February 17, 2012 00:00 By Peter David Hamilton 7,951 Viewed
There is a widely held belief among business leaders in Thailand that whistle-blowing can never be successful here due to deeply held cultural issues that mitigate against one person speaking out against another for fear of being chastised or being wrong.
While one cannot completely overlook or discredit this view, the reality is a very long way from the perception.
There are already many whistle-blowing services being provided in Thailand and our experience shows that under the right circumstances whistle-blowing success rates in Thailand are no different than anywhere else, regardless of cultural issues and perceptions.
International bodies, such as the Association of Certified Fraud Examiners, regularly publish statistics showing how fraud and corruption is detected in organisations all over the world. The ACFE surveys suggest that three times as many acts of fraud were detected by whistle-blowing as any other method. Overall, whistle-blowing is responsible for 40 per cent or more of all reported fraud. The next highest method for detecting fraud is by accident, which is not a strategy that any business leader should consider as being preferable. Whistle-blowing services can and often are opened up to customers, vendors and suppliers and this group is responsible for more than one third of all reports. This shows that just relying on your employees to report fraud and other misconduct to you is going to miss a large potential pool of intelligence.

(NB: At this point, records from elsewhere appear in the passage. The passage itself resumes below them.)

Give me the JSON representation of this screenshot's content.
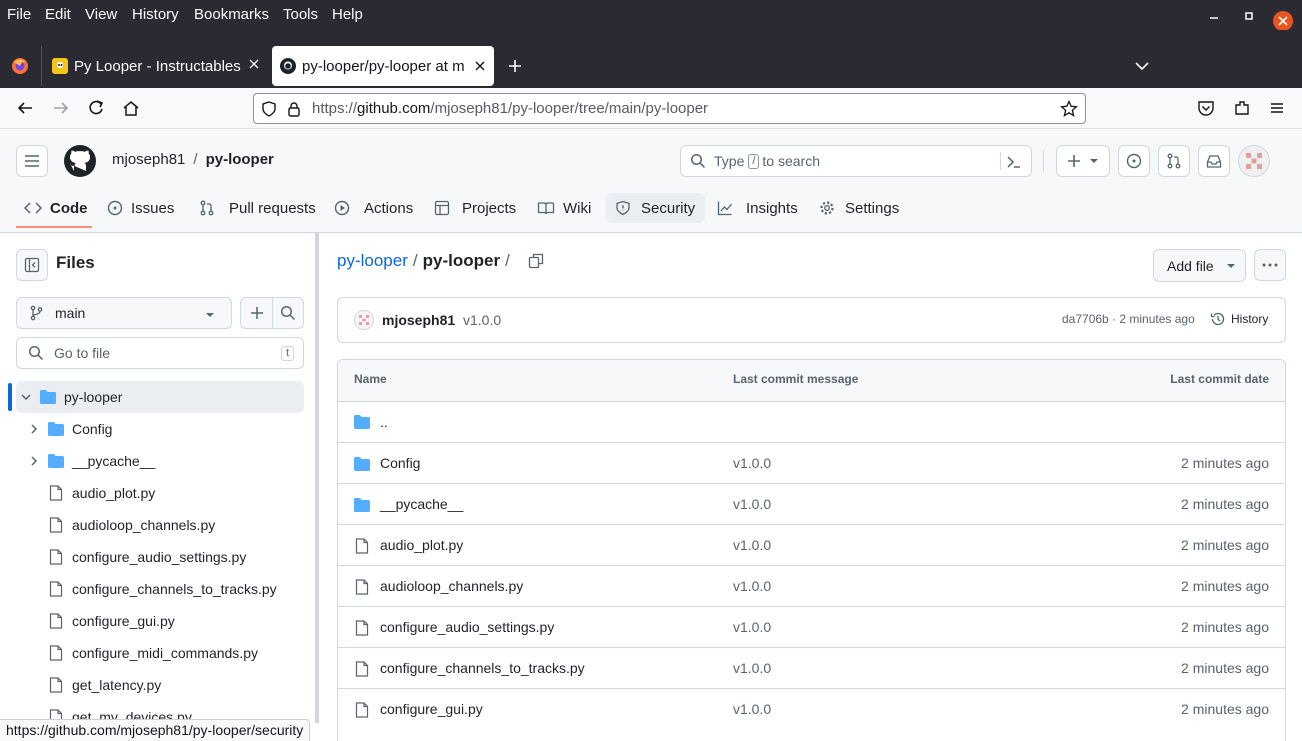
{
  "menubar": {
    "items": [
      "File",
      "Edit",
      "View",
      "History",
      "Bookmarks",
      "Tools",
      "Help"
    ],
    "underline": [
      "F",
      "E",
      "V",
      "s",
      "B",
      "T",
      "H"
    ]
  },
  "tabs": [
    {
      "title": "Py Looper - Instructables",
      "active": false
    },
    {
      "title": "py-looper/py-looper at m",
      "active": true
    }
  ],
  "url": {
    "prefix": "https://",
    "host": "github.com",
    "path": "/mjoseph81/py-looper/tree/main/py-looper"
  },
  "header": {
    "owner": "mjoseph81",
    "sep": "/",
    "repo": "py-looper",
    "search_pre": "Type",
    "search_key": "/",
    "search_post": "to search"
  },
  "repo_nav": [
    "Code",
    "Issues",
    "Pull requests",
    "Actions",
    "Projects",
    "Wiki",
    "Security",
    "Insights",
    "Settings"
  ],
  "sidebar": {
    "title": "Files",
    "branch": "main",
    "goto_placeholder": "Go to file",
    "goto_key": "t",
    "tree": [
      {
        "name": "py-looper",
        "type": "dir-open",
        "depth": 0
      },
      {
        "name": "Config",
        "type": "dir",
        "depth": 1
      },
      {
        "name": "__pycache__",
        "type": "dir",
        "depth": 1
      },
      {
        "name": "audio_plot.py",
        "type": "file",
        "depth": 1
      },
      {
        "name": "audioloop_channels.py",
        "type": "file",
        "depth": 1
      },
      {
        "name": "configure_audio_settings.py",
        "type": "file",
        "depth": 1
      },
      {
        "name": "configure_channels_to_tracks.py",
        "type": "file",
        "depth": 1
      },
      {
        "name": "configure_gui.py",
        "type": "file",
        "depth": 1
      },
      {
        "name": "configure_midi_commands.py",
        "type": "file",
        "depth": 1
      },
      {
        "name": "get_latency.py",
        "type": "file",
        "depth": 1
      },
      {
        "name": "get_my_devices.py",
        "type": "file",
        "depth": 1
      }
    ]
  },
  "breadcrumb": {
    "root": "py-looper",
    "sep": "/",
    "current": "py-looper",
    "trail": "/"
  },
  "add_file": "Add file",
  "commit": {
    "author": "mjoseph81",
    "message": "v1.0.0",
    "meta": "da7706b · 2 minutes ago",
    "history": "History"
  },
  "table": {
    "headers": {
      "name": "Name",
      "message": "Last commit message",
      "date": "Last commit date"
    },
    "parent": "..",
    "rows": [
      {
        "name": "Config",
        "type": "dir",
        "message": "v1.0.0",
        "date": "2 minutes ago"
      },
      {
        "name": "__pycache__",
        "type": "dir",
        "message": "v1.0.0",
        "date": "2 minutes ago"
      },
      {
        "name": "audio_plot.py",
        "type": "file",
        "message": "v1.0.0",
        "date": "2 minutes ago"
      },
      {
        "name": "audioloop_channels.py",
        "type": "file",
        "message": "v1.0.0",
        "date": "2 minutes ago"
      },
      {
        "name": "configure_audio_settings.py",
        "type": "file",
        "message": "v1.0.0",
        "date": "2 minutes ago"
      },
      {
        "name": "configure_channels_to_tracks.py",
        "type": "file",
        "message": "v1.0.0",
        "date": "2 minutes ago"
      },
      {
        "name": "configure_gui.py",
        "type": "file",
        "message": "v1.0.0",
        "date": "2 minutes ago"
      }
    ]
  },
  "status_url": "https://github.com/mjoseph81/py-looper/security",
  "colors": {
    "link": "#0969da",
    "folder": "#54aeff",
    "os_dark": "#2b2a33",
    "close_red": "#e95420"
  }
}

Many countries have implemented requirements or recommendations regarding whistle-blowing for corporations and government organisations. Included in this is the Dodd-Frank Act in the US which has introduced cash rewards for a whistle-blower who reports to the Securities and Exchange Commission information that leads to the successful prosecution of securities law violations. Since 2002 the Sarbannes-Oxley Act (US) has required all public companies to implement their own whistle-blowing arrangements.
Singapore has also released a Code of Good Corporate Governance which in part recommends that corporations implement independent and confidential whistle-blowing services for their employees to report matters of concern.
Many other countries in Asia are working on regulations and codes for specific industry sectors or for the entire corporate community for whistle-blowing.
In November 2010 the Thai government hosted the 14th International Anti-Corruption conference. The conference resulted in the ratification of the United Nations Convention Against Corruption (UNCAC). Article 8/4, 32 and 33 of UNCAC requires that state parties should establish systems and processes to facilitate the reporting by officials of acts of corruption to appropriate officials which come to their attention during the performance of their engagement.
Anonymous whistle-blowing mechanisms, however, have equal application in the public and private sector because fraud and corruption exists wherever people exist. The mechanism can also be extended to cover issues other than fraud, such as workplace safety. The further advantage is that statistical information from reports can assist management in decision-making.
There are some key factors in the implementing of a successful whistle-blowing programme, and they are as follows:
_ Policy: A clearly worded policy of intent and application.
_ Coverage: Who are the key stakeholders – such as staff, vendors, customers etc?
_ Independence: The service must be external to the organisation.
_ Confidential: Whistle-blowers need to be able to report without fear of reprisal.
_ Protection: At all levels, the organisation needs to do all it can to protect legitimate whistle-blowers
_ Process: The process must be understood by all who are covered by it.
_ Awareness: All stakeholders must be aware of the programme and its purpose.
_ Ongoing: This is not a once-only issue; it has to be reinforced on a regular basis.
_ Follow up: Not acting on a disclosure is the quickest way to guarantee failure.
To conclude, any belief that whistle-blowing doesn’t work in Thailand is quite erroneous and it is dangerous to believe it any longer. It is here already and it does work. A properly implemented and socialised whistle-blowing mechanism can, does and will work in Thailand, as it does everywhere else. Cultural issues are of lesser importance where confidentiality and anonymity can be guaranteed. Any organisation that does not yet have an appropriate whistle-blowing service is leaving itself open to public disclosure of matters it would rather keep confidential, just the same as the whistle-blower does.
Peter David Hamilton is an associate director, Financial Advisory Services, at Deloitte Touche Tohmatsu Jaiyos.